====== INFORMATION SUPPLIED

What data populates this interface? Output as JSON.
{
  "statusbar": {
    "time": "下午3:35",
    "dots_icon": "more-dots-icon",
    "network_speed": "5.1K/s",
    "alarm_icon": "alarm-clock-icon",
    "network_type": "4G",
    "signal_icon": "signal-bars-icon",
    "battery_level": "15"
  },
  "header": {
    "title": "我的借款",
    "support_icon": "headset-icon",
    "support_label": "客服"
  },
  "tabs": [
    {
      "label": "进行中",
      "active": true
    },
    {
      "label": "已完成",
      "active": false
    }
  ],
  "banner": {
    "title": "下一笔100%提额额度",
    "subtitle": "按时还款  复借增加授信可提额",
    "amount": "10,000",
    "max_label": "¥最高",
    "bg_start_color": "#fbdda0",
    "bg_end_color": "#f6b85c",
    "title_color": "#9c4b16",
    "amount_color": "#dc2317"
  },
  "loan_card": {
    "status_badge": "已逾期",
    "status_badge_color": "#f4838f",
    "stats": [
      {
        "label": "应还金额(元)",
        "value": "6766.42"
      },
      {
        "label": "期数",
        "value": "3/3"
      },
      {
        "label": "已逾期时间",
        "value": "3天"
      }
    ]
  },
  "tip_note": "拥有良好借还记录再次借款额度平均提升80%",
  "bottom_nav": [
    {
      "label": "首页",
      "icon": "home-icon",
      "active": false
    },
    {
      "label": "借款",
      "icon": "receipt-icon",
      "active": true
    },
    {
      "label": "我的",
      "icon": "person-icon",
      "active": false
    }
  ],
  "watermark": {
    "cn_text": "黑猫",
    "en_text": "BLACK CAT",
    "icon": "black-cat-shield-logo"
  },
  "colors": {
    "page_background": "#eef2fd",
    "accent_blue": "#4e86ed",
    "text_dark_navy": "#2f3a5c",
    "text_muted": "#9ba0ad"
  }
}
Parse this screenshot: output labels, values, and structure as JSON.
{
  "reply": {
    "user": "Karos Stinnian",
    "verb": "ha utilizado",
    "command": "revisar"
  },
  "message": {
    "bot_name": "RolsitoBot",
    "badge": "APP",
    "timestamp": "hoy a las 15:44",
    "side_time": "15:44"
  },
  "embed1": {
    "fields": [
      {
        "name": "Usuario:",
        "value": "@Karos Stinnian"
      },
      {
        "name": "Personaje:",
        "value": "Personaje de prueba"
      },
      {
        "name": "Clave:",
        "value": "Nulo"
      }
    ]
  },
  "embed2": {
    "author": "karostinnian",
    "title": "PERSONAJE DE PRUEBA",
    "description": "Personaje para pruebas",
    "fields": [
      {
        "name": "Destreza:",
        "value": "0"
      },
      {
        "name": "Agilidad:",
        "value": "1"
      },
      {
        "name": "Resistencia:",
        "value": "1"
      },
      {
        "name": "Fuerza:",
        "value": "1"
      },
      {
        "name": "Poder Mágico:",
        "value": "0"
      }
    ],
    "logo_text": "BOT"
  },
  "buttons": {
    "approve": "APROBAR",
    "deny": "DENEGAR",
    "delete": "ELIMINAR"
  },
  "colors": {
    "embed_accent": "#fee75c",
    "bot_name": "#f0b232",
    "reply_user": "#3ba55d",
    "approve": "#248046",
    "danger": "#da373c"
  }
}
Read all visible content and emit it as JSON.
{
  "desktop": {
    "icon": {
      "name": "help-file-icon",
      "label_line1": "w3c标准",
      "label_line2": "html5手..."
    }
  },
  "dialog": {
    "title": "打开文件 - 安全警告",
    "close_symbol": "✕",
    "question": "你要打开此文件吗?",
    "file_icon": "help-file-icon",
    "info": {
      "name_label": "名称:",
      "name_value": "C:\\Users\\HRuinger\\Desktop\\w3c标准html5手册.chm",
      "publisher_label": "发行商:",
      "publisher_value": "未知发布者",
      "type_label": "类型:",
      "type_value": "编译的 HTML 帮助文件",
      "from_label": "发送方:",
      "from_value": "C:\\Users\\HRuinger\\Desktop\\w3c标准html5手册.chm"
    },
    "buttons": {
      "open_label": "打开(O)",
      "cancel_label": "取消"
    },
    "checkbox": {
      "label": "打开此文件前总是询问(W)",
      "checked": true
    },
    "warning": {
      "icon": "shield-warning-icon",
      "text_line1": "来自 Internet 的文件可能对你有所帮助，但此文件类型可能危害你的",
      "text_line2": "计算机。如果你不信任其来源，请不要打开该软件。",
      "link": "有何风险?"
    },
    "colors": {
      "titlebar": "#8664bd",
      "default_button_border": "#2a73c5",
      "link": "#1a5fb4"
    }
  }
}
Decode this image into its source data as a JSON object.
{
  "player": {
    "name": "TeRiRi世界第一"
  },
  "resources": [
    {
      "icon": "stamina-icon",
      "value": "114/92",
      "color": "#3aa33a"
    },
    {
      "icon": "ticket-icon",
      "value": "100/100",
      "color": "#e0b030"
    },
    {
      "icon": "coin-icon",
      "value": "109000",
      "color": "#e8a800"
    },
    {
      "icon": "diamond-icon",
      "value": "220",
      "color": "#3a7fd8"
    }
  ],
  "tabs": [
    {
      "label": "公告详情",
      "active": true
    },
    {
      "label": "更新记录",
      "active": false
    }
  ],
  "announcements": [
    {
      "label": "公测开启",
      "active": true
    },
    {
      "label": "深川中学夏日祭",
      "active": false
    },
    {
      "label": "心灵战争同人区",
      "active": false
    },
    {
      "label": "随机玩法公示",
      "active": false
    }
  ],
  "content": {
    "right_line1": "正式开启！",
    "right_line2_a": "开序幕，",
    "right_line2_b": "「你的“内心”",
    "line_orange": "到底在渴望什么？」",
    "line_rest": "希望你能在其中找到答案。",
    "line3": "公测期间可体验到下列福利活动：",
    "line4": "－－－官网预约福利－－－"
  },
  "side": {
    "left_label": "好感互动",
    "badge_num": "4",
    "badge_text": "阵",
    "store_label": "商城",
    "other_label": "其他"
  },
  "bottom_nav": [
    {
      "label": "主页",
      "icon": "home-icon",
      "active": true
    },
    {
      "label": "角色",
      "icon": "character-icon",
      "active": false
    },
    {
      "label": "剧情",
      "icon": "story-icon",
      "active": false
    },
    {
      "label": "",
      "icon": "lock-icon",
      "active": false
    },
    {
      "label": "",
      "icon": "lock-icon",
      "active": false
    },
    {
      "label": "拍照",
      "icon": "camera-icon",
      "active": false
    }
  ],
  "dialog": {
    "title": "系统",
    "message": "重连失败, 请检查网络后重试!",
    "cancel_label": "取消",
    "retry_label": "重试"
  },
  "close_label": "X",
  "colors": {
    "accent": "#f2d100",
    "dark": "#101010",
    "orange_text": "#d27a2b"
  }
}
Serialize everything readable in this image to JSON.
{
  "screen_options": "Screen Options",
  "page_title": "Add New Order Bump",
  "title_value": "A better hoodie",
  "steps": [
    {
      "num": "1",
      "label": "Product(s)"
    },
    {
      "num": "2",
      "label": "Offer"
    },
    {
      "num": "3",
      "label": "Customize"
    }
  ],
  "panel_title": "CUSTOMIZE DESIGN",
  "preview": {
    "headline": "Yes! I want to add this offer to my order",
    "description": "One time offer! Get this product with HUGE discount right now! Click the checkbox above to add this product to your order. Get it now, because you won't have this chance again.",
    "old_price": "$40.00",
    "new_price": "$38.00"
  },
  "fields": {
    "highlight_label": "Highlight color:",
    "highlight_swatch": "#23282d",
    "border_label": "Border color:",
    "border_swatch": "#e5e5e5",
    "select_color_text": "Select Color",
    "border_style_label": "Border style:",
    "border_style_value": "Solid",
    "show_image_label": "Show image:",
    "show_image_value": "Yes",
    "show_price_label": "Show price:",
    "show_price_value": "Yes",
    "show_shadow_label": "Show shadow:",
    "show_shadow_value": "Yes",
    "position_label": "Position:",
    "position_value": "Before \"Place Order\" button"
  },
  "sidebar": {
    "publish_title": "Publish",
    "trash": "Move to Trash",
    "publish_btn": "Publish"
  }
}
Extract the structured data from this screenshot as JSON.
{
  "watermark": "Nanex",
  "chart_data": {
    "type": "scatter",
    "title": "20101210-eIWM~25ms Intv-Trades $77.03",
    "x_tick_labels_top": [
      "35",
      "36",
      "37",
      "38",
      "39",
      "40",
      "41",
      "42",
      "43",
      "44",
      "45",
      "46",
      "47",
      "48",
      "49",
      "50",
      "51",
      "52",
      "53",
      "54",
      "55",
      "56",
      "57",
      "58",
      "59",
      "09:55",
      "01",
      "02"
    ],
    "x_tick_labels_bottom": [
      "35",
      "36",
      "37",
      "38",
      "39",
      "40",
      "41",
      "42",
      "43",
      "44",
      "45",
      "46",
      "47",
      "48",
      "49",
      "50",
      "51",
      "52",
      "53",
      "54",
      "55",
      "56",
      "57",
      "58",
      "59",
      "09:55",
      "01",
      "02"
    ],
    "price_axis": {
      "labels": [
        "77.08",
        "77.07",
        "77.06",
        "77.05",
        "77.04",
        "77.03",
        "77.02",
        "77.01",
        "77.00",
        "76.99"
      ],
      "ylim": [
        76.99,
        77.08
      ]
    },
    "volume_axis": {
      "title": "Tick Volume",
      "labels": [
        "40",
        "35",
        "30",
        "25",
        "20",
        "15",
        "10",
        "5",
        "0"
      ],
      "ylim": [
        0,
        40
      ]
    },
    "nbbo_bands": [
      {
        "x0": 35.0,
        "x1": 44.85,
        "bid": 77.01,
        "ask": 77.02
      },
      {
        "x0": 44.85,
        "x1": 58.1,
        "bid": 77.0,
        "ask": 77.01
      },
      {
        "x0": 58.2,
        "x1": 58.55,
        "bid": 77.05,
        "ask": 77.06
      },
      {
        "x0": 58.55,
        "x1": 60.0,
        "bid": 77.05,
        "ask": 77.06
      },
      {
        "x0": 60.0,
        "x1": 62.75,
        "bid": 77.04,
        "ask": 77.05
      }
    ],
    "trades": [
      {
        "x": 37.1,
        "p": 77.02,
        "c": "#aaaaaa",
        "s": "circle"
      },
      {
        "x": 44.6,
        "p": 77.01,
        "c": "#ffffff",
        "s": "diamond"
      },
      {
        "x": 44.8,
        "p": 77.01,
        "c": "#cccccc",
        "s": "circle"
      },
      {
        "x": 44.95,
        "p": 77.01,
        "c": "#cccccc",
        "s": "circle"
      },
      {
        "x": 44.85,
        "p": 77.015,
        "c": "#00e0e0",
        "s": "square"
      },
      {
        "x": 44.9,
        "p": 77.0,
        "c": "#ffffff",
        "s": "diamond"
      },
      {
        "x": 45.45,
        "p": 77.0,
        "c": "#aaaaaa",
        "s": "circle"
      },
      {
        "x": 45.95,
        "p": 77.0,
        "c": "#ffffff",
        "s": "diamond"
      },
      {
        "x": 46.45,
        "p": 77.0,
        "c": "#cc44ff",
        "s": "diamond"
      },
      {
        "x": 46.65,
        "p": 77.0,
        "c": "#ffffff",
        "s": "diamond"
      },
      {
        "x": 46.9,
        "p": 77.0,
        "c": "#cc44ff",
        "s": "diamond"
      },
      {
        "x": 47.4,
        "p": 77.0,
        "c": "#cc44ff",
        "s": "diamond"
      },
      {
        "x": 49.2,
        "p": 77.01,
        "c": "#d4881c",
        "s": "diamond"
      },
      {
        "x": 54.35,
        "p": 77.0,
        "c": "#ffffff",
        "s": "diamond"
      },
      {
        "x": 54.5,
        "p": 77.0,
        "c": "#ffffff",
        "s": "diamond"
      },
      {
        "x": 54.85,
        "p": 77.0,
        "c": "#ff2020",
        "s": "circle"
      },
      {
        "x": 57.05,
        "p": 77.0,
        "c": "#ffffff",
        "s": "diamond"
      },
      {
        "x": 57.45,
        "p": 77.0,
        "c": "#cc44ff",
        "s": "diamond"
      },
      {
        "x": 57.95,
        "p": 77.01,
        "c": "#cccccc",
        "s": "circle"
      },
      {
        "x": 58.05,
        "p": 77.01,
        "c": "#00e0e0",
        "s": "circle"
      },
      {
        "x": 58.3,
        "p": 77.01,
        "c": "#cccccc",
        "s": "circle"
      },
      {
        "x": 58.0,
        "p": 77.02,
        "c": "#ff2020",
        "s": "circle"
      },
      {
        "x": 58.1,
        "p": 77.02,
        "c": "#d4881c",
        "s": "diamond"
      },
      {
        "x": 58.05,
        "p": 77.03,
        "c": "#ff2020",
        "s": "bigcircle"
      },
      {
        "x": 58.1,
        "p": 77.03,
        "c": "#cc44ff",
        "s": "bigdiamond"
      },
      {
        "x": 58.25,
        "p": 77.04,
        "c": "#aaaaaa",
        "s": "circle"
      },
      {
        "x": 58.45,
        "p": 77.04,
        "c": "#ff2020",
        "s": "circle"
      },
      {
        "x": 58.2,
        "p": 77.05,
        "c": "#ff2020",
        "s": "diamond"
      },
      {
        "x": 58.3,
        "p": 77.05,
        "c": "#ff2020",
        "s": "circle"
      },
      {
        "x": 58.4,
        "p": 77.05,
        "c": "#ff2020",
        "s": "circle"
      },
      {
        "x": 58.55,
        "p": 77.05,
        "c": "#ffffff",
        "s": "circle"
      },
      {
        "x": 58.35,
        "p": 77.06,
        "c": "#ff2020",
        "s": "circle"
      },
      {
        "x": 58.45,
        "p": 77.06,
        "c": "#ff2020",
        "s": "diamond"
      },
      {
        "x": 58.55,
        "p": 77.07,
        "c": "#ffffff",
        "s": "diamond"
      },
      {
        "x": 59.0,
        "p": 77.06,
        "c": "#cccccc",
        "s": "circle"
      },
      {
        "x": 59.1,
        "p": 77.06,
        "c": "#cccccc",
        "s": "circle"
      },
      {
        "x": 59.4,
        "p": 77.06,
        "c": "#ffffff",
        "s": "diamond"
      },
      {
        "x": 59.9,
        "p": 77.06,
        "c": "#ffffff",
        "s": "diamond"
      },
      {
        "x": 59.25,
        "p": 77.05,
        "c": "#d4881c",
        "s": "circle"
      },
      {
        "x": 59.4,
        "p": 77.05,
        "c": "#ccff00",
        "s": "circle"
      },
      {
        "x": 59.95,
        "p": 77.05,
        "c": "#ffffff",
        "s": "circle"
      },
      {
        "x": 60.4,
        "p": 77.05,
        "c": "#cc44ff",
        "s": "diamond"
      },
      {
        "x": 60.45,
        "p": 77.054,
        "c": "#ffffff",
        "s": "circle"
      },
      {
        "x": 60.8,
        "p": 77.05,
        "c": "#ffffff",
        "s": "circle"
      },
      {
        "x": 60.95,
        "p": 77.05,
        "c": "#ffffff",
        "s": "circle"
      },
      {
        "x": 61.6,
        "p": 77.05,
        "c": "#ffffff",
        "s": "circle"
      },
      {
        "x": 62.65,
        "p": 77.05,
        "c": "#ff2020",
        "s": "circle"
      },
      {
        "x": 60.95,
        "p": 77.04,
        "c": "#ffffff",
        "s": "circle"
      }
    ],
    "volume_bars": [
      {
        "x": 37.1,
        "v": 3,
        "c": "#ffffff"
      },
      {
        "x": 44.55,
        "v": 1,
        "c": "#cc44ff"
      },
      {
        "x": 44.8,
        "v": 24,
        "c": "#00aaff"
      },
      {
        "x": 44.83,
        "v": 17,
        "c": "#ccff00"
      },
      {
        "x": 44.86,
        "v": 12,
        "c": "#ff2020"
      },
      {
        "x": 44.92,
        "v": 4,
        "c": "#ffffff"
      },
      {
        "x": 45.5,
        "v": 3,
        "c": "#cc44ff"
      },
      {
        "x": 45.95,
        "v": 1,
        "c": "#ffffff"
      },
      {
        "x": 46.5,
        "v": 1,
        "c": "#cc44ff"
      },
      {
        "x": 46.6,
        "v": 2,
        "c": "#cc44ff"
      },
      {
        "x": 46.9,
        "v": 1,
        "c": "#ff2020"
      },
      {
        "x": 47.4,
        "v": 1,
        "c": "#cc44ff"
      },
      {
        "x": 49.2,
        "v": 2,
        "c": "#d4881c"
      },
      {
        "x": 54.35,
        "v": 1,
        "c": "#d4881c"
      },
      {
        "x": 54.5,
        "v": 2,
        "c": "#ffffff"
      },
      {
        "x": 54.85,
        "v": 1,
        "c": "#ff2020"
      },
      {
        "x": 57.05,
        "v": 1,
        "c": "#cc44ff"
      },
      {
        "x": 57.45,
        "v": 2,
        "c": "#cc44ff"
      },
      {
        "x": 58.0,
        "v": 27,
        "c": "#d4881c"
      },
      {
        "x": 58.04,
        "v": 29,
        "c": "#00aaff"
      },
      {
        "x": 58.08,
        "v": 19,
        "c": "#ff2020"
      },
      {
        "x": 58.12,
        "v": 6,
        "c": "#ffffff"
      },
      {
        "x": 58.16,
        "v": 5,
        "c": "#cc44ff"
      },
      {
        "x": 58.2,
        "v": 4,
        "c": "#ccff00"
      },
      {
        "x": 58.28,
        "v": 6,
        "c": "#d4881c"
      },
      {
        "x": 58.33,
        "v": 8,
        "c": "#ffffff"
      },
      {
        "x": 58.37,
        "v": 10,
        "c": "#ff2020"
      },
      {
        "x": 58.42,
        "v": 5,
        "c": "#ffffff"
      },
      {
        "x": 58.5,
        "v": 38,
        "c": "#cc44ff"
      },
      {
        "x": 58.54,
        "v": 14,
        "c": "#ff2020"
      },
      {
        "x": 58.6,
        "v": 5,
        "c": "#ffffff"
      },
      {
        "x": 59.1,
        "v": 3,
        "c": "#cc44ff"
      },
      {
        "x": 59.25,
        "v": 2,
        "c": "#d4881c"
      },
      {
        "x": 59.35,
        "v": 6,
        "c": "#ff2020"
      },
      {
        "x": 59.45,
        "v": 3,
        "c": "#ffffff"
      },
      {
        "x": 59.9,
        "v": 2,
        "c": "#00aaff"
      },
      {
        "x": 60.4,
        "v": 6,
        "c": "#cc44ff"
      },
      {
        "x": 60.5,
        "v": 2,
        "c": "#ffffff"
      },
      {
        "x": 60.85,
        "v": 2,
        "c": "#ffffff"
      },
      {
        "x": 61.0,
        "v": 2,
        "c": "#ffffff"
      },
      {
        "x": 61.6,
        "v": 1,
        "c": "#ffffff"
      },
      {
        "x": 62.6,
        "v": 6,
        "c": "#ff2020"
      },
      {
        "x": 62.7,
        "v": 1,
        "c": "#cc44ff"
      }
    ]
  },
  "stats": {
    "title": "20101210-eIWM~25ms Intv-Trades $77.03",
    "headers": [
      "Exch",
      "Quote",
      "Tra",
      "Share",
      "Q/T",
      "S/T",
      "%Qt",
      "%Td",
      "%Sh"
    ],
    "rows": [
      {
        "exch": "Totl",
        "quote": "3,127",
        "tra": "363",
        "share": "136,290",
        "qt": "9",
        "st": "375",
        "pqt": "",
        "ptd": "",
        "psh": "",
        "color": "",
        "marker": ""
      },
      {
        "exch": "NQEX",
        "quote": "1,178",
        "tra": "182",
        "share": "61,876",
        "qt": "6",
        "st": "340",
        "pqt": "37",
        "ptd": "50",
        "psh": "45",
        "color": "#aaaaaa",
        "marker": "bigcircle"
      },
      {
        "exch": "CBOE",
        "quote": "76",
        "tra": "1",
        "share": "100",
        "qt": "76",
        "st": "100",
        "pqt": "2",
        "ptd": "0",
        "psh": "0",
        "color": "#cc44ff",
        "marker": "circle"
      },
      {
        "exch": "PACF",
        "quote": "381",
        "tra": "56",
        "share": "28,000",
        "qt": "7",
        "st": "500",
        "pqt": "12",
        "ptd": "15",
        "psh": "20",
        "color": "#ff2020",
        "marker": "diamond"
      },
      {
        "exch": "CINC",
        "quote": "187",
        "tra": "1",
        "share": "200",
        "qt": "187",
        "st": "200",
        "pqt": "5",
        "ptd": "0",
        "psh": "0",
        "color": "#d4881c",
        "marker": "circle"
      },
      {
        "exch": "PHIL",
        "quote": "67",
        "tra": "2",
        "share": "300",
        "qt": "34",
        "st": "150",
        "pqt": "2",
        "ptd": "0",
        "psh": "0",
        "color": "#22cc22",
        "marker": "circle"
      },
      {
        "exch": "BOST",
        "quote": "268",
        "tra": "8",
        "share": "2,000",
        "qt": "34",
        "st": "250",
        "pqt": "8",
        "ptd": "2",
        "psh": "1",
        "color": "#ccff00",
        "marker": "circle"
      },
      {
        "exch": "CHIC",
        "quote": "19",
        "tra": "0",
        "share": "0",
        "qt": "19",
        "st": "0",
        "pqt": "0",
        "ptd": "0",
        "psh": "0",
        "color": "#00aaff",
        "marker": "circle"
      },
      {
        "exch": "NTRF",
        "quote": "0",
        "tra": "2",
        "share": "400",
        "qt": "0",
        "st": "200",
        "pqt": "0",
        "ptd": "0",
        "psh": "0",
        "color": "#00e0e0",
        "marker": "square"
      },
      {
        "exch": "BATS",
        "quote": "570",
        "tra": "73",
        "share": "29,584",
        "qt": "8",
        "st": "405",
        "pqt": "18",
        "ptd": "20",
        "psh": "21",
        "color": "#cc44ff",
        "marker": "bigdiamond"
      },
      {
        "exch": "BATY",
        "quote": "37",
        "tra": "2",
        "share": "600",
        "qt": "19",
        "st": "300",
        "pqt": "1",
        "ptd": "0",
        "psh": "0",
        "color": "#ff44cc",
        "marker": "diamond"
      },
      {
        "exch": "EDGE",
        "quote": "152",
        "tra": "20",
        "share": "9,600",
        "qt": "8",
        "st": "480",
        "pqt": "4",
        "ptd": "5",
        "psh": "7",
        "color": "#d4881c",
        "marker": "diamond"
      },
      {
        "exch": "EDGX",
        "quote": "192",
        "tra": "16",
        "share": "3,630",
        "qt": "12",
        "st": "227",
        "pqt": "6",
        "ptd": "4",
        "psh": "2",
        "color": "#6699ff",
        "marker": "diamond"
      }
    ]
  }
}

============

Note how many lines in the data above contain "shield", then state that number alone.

# WRITTEN SOLUTION:
2